*Aim of the task*:
Copy each line of the records that holds the string "title".

*Information shown*:
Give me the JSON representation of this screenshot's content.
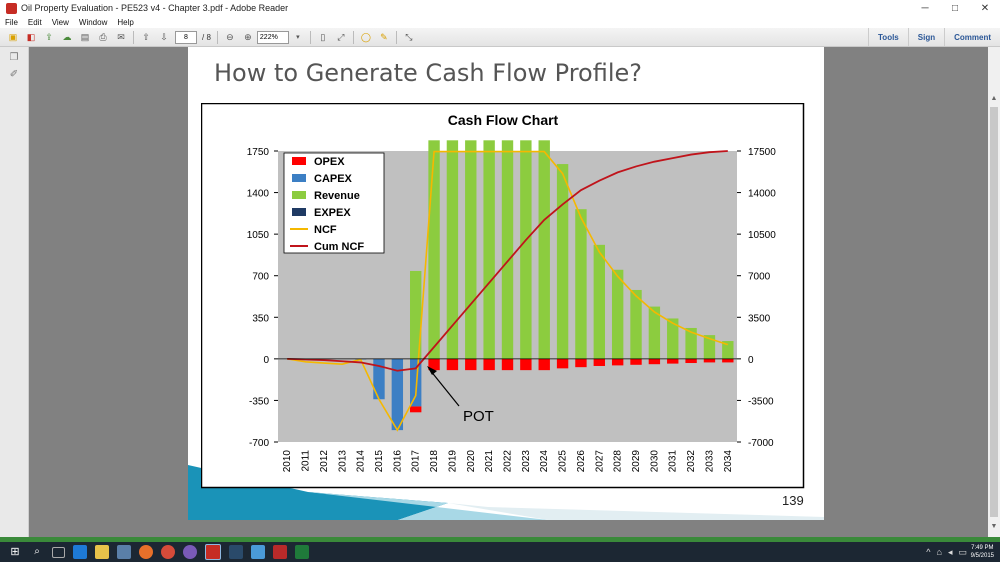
{
  "window": {
    "title": "Oil Property Evaluation - PE523 v4 - Chapter 3.pdf - Adobe Reader",
    "minimize": "─",
    "maximize": "□",
    "close": "✕"
  },
  "menu": [
    "File",
    "Edit",
    "View",
    "Window",
    "Help"
  ],
  "toolbar": {
    "page_current": "8",
    "page_total": "/ 8",
    "zoom": "222%",
    "links": [
      "Tools",
      "Sign",
      "Comment"
    ]
  },
  "slide": {
    "title": "How to Generate Cash Flow Profile?",
    "page_number": "139"
  },
  "chart_data": {
    "type": "bar",
    "title": "Cash Flow Chart",
    "categories": [
      "2010",
      "2011",
      "2012",
      "2013",
      "2014",
      "2015",
      "2016",
      "2017",
      "2018",
      "2019",
      "2020",
      "2021",
      "2022",
      "2023",
      "2024",
      "2025",
      "2026",
      "2027",
      "2028",
      "2029",
      "2030",
      "2031",
      "2032",
      "2033",
      "2034"
    ],
    "left_ticks": [
      "1750",
      "1400",
      "1050",
      "700",
      "350",
      "0",
      "-350",
      "-700"
    ],
    "right_ticks": [
      "17500",
      "14000",
      "10500",
      "7000",
      "3500",
      "0",
      "-3500",
      "-7000"
    ],
    "ylim_left": [
      -700,
      1750
    ],
    "ylim_right": [
      -7000,
      17500
    ],
    "legend": [
      {
        "name": "OPEX",
        "color": "#ff0000",
        "kind": "box"
      },
      {
        "name": "CAPEX",
        "color": "#3c7fc4",
        "kind": "box"
      },
      {
        "name": "Revenue",
        "color": "#8ccc3f",
        "kind": "box"
      },
      {
        "name": "EXPEX",
        "color": "#1f3a63",
        "kind": "box"
      },
      {
        "name": "NCF",
        "color": "#f5b800",
        "kind": "line"
      },
      {
        "name": "Cum NCF",
        "color": "#c0141b",
        "kind": "line"
      }
    ],
    "series": [
      {
        "name": "Revenue",
        "axis": "left",
        "values": [
          0,
          0,
          0,
          0,
          0,
          0,
          0,
          740,
          1840,
          1840,
          1840,
          1840,
          1840,
          1840,
          1840,
          1640,
          1260,
          960,
          750,
          580,
          440,
          340,
          260,
          200,
          150
        ]
      },
      {
        "name": "OPEX",
        "axis": "left",
        "values": [
          0,
          0,
          0,
          0,
          0,
          0,
          0,
          -50,
          -95,
          -95,
          -95,
          -95,
          -95,
          -95,
          -95,
          -80,
          -70,
          -60,
          -55,
          -50,
          -45,
          -40,
          -35,
          -30,
          -30
        ]
      },
      {
        "name": "CAPEX",
        "axis": "left",
        "values": [
          0,
          0,
          0,
          0,
          -5,
          -340,
          -600,
          -400,
          0,
          0,
          0,
          0,
          0,
          0,
          0,
          0,
          0,
          0,
          0,
          0,
          0,
          0,
          0,
          0,
          0
        ]
      },
      {
        "name": "NCF",
        "axis": "left",
        "values": [
          0,
          -25,
          -35,
          -45,
          -5,
          -340,
          -600,
          -310,
          1745,
          1745,
          1745,
          1745,
          1745,
          1745,
          1745,
          1560,
          1190,
          900,
          695,
          530,
          395,
          300,
          225,
          170,
          120
        ]
      },
      {
        "name": "Cum NCF",
        "axis": "right",
        "values": [
          0,
          -50,
          -100,
          -200,
          -300,
          -600,
          -1000,
          -800,
          1000,
          2800,
          4600,
          6400,
          8200,
          10000,
          11700,
          13000,
          14200,
          15000,
          15700,
          16200,
          16600,
          16900,
          17200,
          17400,
          17500
        ]
      }
    ],
    "annotation": {
      "text": "POT"
    }
  },
  "taskbar": {
    "clock_time": "7:49 PM",
    "clock_date": "9/5/2015"
  }
}
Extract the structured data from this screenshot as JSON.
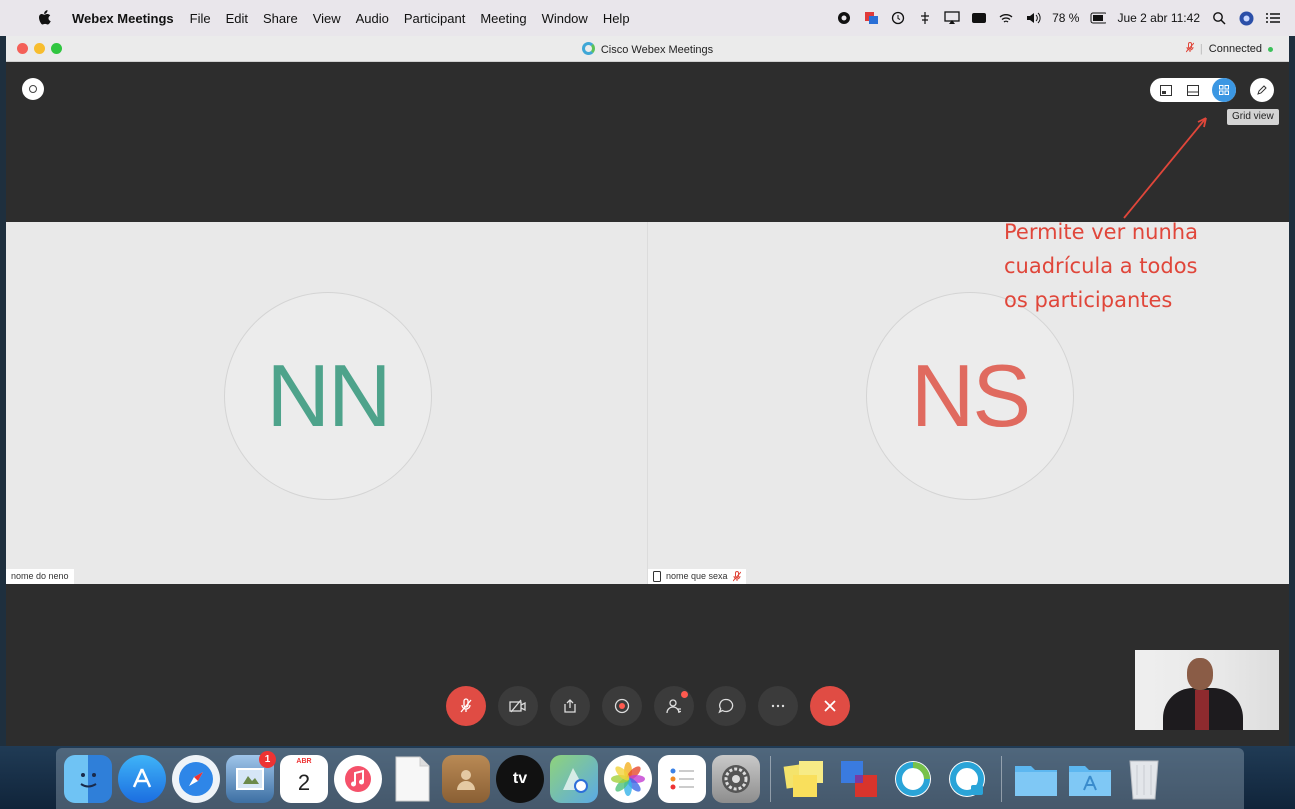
{
  "menubar": {
    "app_name": "Webex Meetings",
    "menus": [
      "File",
      "Edit",
      "Share",
      "View",
      "Audio",
      "Participant",
      "Meeting",
      "Window",
      "Help"
    ],
    "battery": "78 %",
    "datetime": "Jue 2 abr  11:42"
  },
  "window": {
    "title": "Cisco Webex Meetings",
    "status": "Connected"
  },
  "toolbar": {
    "tooltip": "Grid view"
  },
  "participants": [
    {
      "initials": "NN",
      "name": "nome do neno",
      "color": "#4ea38b"
    },
    {
      "initials": "NS",
      "name": "nome que sexa",
      "color": "#e06a5f"
    }
  ],
  "annotation": {
    "lines": [
      "Permite ver nunha",
      "cuadrícula a todos",
      "os participantes"
    ],
    "color": "#e0463a"
  },
  "controls": [
    {
      "icon": "mic-muted-icon"
    },
    {
      "icon": "video-off-icon"
    },
    {
      "icon": "share-icon"
    },
    {
      "icon": "record-icon"
    },
    {
      "icon": "participants-icon"
    },
    {
      "icon": "chat-icon"
    },
    {
      "icon": "more-icon"
    },
    {
      "icon": "leave-icon"
    }
  ],
  "dock": {
    "mail_badge": "1",
    "calendar_month": "ABR",
    "calendar_day": "2",
    "tv_label": "tv"
  }
}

*Result*:
    "title": "Oil Property Evaluation - PE523 v4 - Chapter 3.pdf - Adobe Reader",
    "title": "How to Generate Cash Flow Profile?",
    "title": "Cash Flow Chart",
    "title": "Cisco Webex Meetings",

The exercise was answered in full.